Sellers particularly, have a large amount of paperwork to complete, and therefore it is essential that the information is all in place and ready to be sent to the buyer’s lawyer as soon as a sale has been agreed. Delays in sending paperwork can often draw out the process considerably.
What do you recommend?
Sellers should ideally instruct their lawyer well before an offer is accepted on their property. This will then provide the sellers with ample time to organise their paperwork, bring any deeds and documents into the office and also complete the property forms. If this is done at the earliest opportunity, any queries or questions by the lawyer in relation to the paperwork can be dealt with prior to a sale being agreed. Hopefully on this basis, any issues can be ironed out.
The more the better! Encourage your sellers to send/bring into their lawyer’s office all of their title deeds and documents, guarantees, planning permissions, building regulation consents.
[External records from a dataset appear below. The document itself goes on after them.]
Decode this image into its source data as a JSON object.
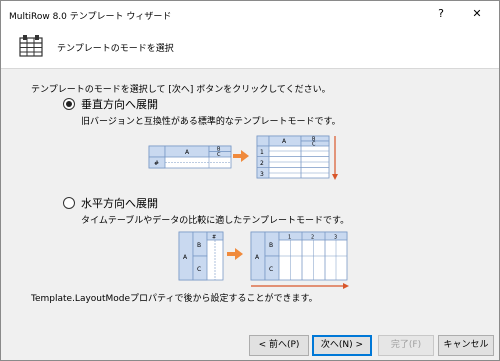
{
  "window": {
    "title": "MultiRow 8.0 テンプレート ウィザード",
    "help_label": "?",
    "close_label": "✕"
  },
  "header": {
    "title": "テンプレートのモードを選択"
  },
  "content": {
    "instruction": "テンプレートのモードを選択して [次へ] ボタンをクリックしてください。",
    "options": [
      {
        "label": "垂直方向へ展開",
        "description": "旧バージョンと互換性がある標準的なテンプレートモードです。",
        "checked": true
      },
      {
        "label": "水平方向へ展開",
        "description": "タイムテーブルやデータの比較に適したテンプレートモードです。",
        "checked": false
      }
    ],
    "vertical_illustration": {
      "left_cells": [
        "A",
        "B",
        "C"
      ],
      "left_row_header": "#",
      "right_cells": [
        "A",
        "B",
        "C"
      ],
      "row_numbers": [
        "1",
        "2",
        "3"
      ]
    },
    "horizontal_illustration": {
      "left_cells": [
        "A",
        "B",
        "C"
      ],
      "left_col_header": "#",
      "right_cells": [
        "A",
        "B",
        "C"
      ],
      "col_numbers": [
        "1",
        "2",
        "3"
      ]
    },
    "note": "Template.LayoutModeプロパティで後から設定することができます。"
  },
  "buttons": {
    "back": "< 前へ(P)",
    "next": "次へ(N) >",
    "finish": "完了(F)",
    "cancel": "キャンセル"
  },
  "colors": {
    "header_cell": "#c9d9f0",
    "arrow": "#f08a3c",
    "accent_line": "#d9562a"
  }
}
Basically, as much information as they can. The seller will refer to the information on the property forms and the buyers are likely to want to see copies of the documents. It will save time during the transaction if these documents are readily available.
What are the potential delays?
Unfortunately, it isn’t just the sellers themselves who need to provide information and paperwork to move their sale forwards. Very often, sellers are relying on other individuals and companies to supply information about their property to enable them to sell. When selling leasehold properties, especially flats (approximately 200,000, or 1 in every 5, properties sold in the UK are), sellers are relying on landlords and managing agents to provide information before they are able to proceed. The seller’s lawyer usually contacts these parties to obtain such information as service charge and ground rent levels, anticipated major works and any breaches of the lease terms and further information.
As a result, the average time it takes to obtain the required information is 3 weeks, in some instances taking 8 weeks! The cost of obtaining the information can cost sellers an average of £350, with some costs exceeding £800.
What can sellers do?
If sellers are aware that their management company and/or landlord are slow to respond, it may be worth applying for the information before a sale is even agreed. Sellers do run the risk of paying out and then possibly not selling later on down the line, but there is a huge benefit of being prepared as early as possible and not delaying an exchange of contracts.
Alternatively, sellers could ask their management company to notify them of the time they take to put the information together, so they can gauge the timing of this as soon as a sale is agreed, and notify any buyer straightaway (so as not to put them off).
Also, sellers need to ensure they have the funds in place to pay for the information pack straightaway.
Will it cost the sellers more to instruct early on?
We are happy to hold the information and review it prior to a sale being agreed, and will not charge any extra fees for doing so.